The load on the power grid could increase by twice the consumption of the Austin metropolitan area in two years. Cheap electricity prices and a lack of regulation have made China a mecca for crypto miners for years. Bitcoin mining in particular now involves very high computing costs, which ordinary PCs with individual graphics cards have long since been unable to handle cost-effectively.
However, as is often the case, the leadership of the totalitarian state has decided to establish control over this area as well. While they are ambitiously pushing their own “E-Yuan” on the one hand, they have practically banned the mining of and trading with Bitcoin and other coins.
This, combined with rising electricity prices and sometimes regional shutdowns to relieve the grid, is causing an exodus. However, miners have already found other destinations appealing for their operations.
One is the southern U.S. state of Texas, where cheap energy also meets little regulation. The mass influx of miners, however, could have fátal consequences according to experts – blackouts included.
Power Grid Still Vulnerable
We are entering a revolution of unthinkable proportions in the world of currencies. In spite of the recent cryptocurrency cráshes, their effects on other markets are growing as never seen before. Thanks to the software used by a high quality crypto trading bot, much of the daily trading by investors is done automatically – thus generating a market that is constantly on the move.
Now with the addition of NFTs and the Metaverse, electricity consumption can be affected more than ever before.

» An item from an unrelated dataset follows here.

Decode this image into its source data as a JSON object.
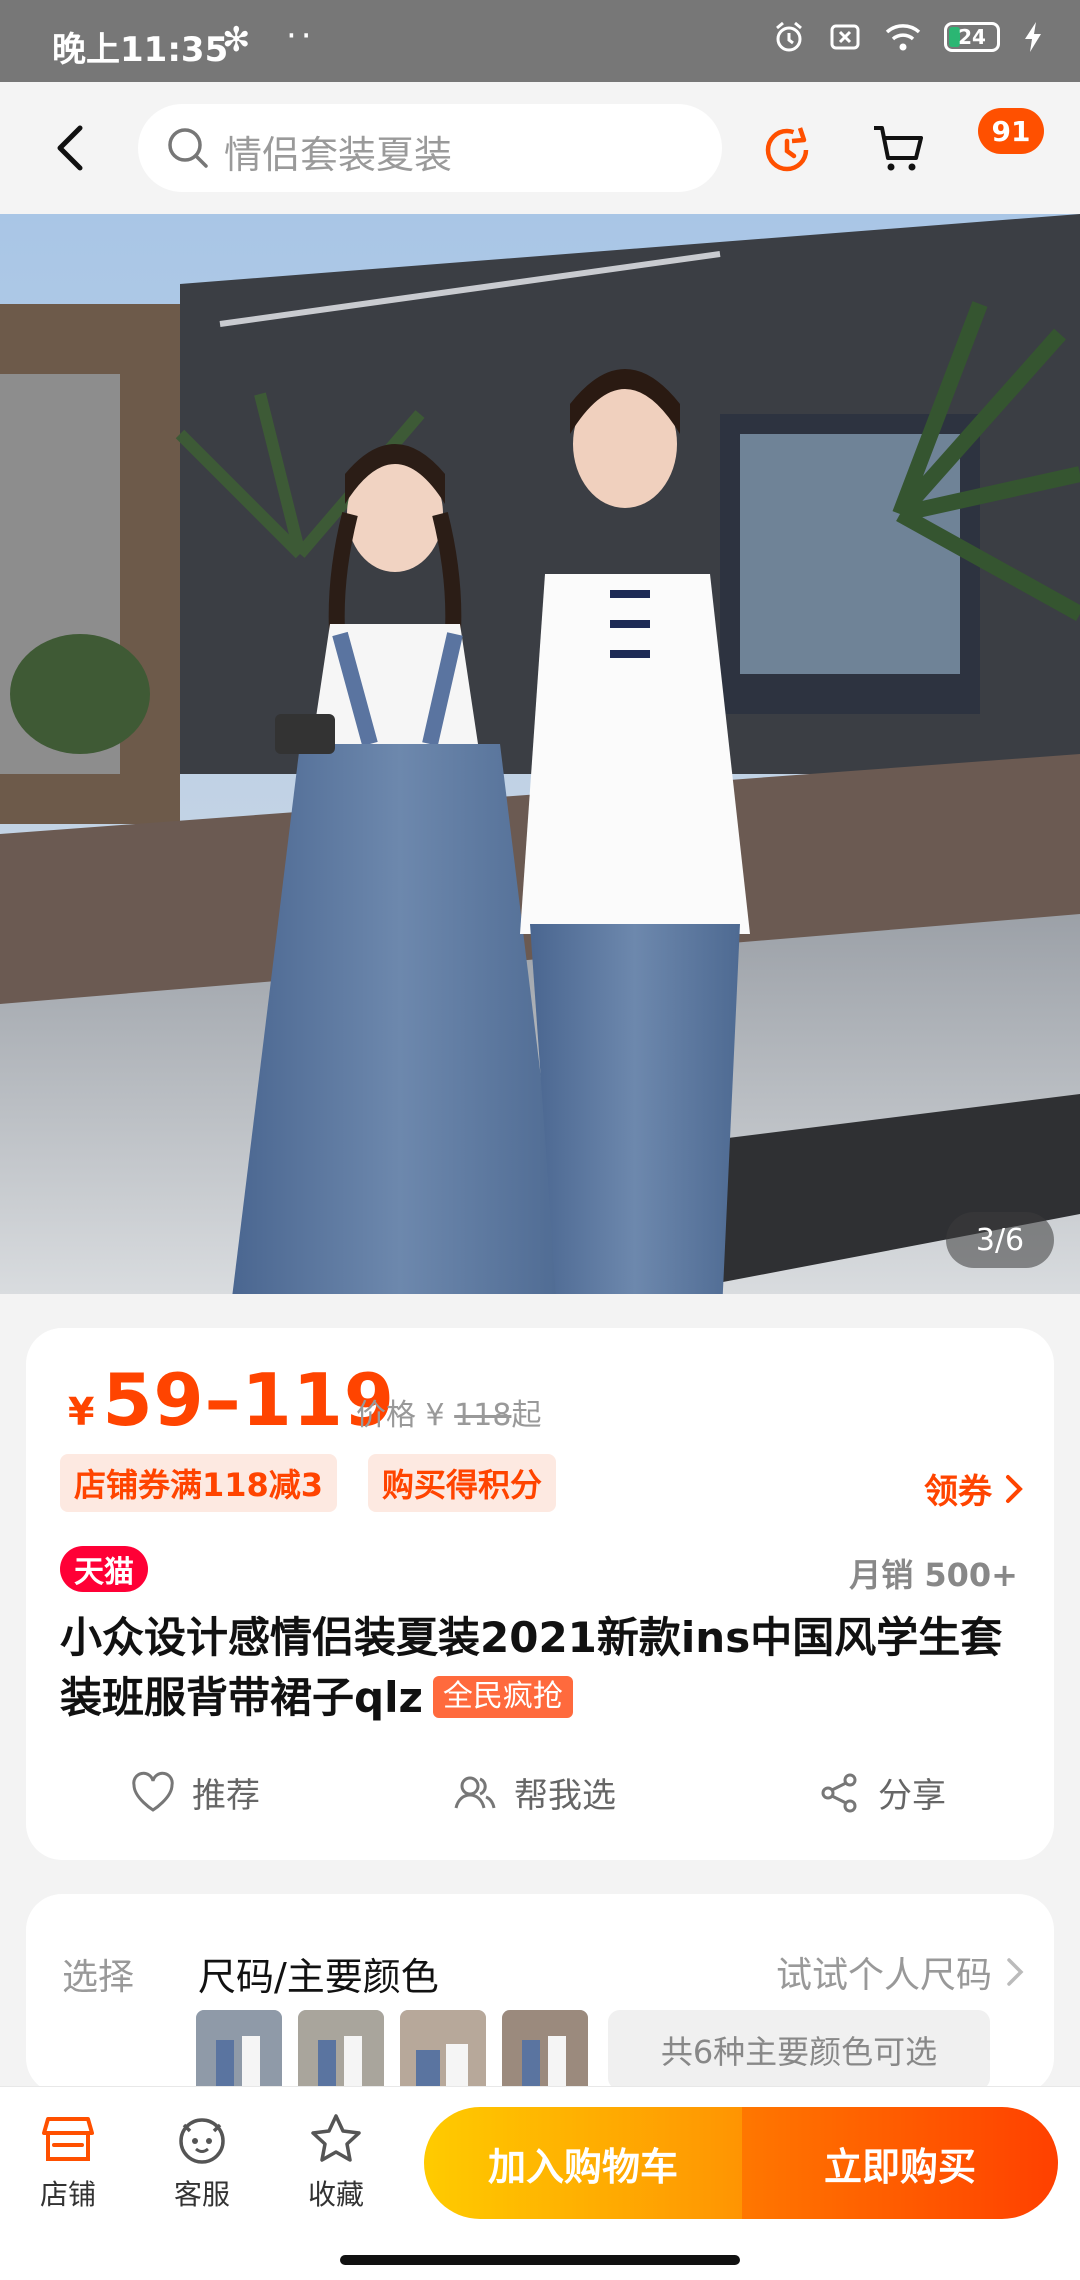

This is raising alarm bells for experts – who are already looking for solutions. That’s the warning from Ercot, the company responsible for operating the power grid in Texas – after the recent payment suspensions in Ohio of business taxes using Bitcoin, which have made quite a buzz on the crypto market.
According to a recent report, the grid is vulnerable to widespread outages, even in weather conditions less extreme than the cold snap that cut off power to many homes last February, sometimes for weeks at a time. Contrary to Republican Governor Greg Abbott’s promises, the energy infrastructure has apparently not been sustainably upgraded since last winter.
However, the governor is actively courting the favor of the crypto community, for whom the U.S. has become the new favorite destination, sparking a race between various states and metropolitan areas. According to Bloomberg, Texas’ consumption load is expected to increase by 5,000 megawatts in the coming years from mining alone.
By Texas standards, that’s equivalent to the output of about five large gas-fired power plants, or even twice the annual consumption of the city of Austin, which has a population of nearly one million. Abbott faces re-election in a year, likely against Democrat Beto O’Rourke, who almost surprisingly ousted Abbott’s party colleague Ted Cruz in the 2018 Senate race.
Nice Neighbour – or Not
Mining operations could also operate without problems on the Texas grid if they did so only at times of low energy consumption by other participants under full load, and thus one uses surplus capacity of power providers. In addition, not all power plants are operating at all times.
University of Texas researcher Joshua Rhodes is working on software that will allow miners to scale their operations in real time according to Ercot’s requirements so that capacity is not overused.
There is also potential financial incentive to do so, as the price of electricity is flexible and energy is much more expensive at peak consumption times than, say, in the middle of the night. Currently, however, miners can choose to play along and be “friendly neighbors” or not. However, data scientist Alex de Vries, who runs the cryptocurrency-focused site Digiconomist, is skeptical that the price of electricity is enough of an incentive.
Every hour that the hardware is not in use is a lost hour at a revenue level that can never be regained.
Crypto firm operators will be very hard to convince to abandon 24/7 operations because the hardware they use will become obsolete very quickly and the profitability of their operations will steadily decline.
Every hour that the hardware is not in use is a lost hour at a revenue level that can never be regained with the existing equipment. Even if they were paid extra money, running the farms continuously would probably be more profitable.
Accordingly, he argues that there should be regulation on how much power mining operations can claim at any given time. Otherwise, blackouts loomed. “If it goes wrong, it’s already too late,” de Vries warns. “You’re taking a risk that could literally cost lives.”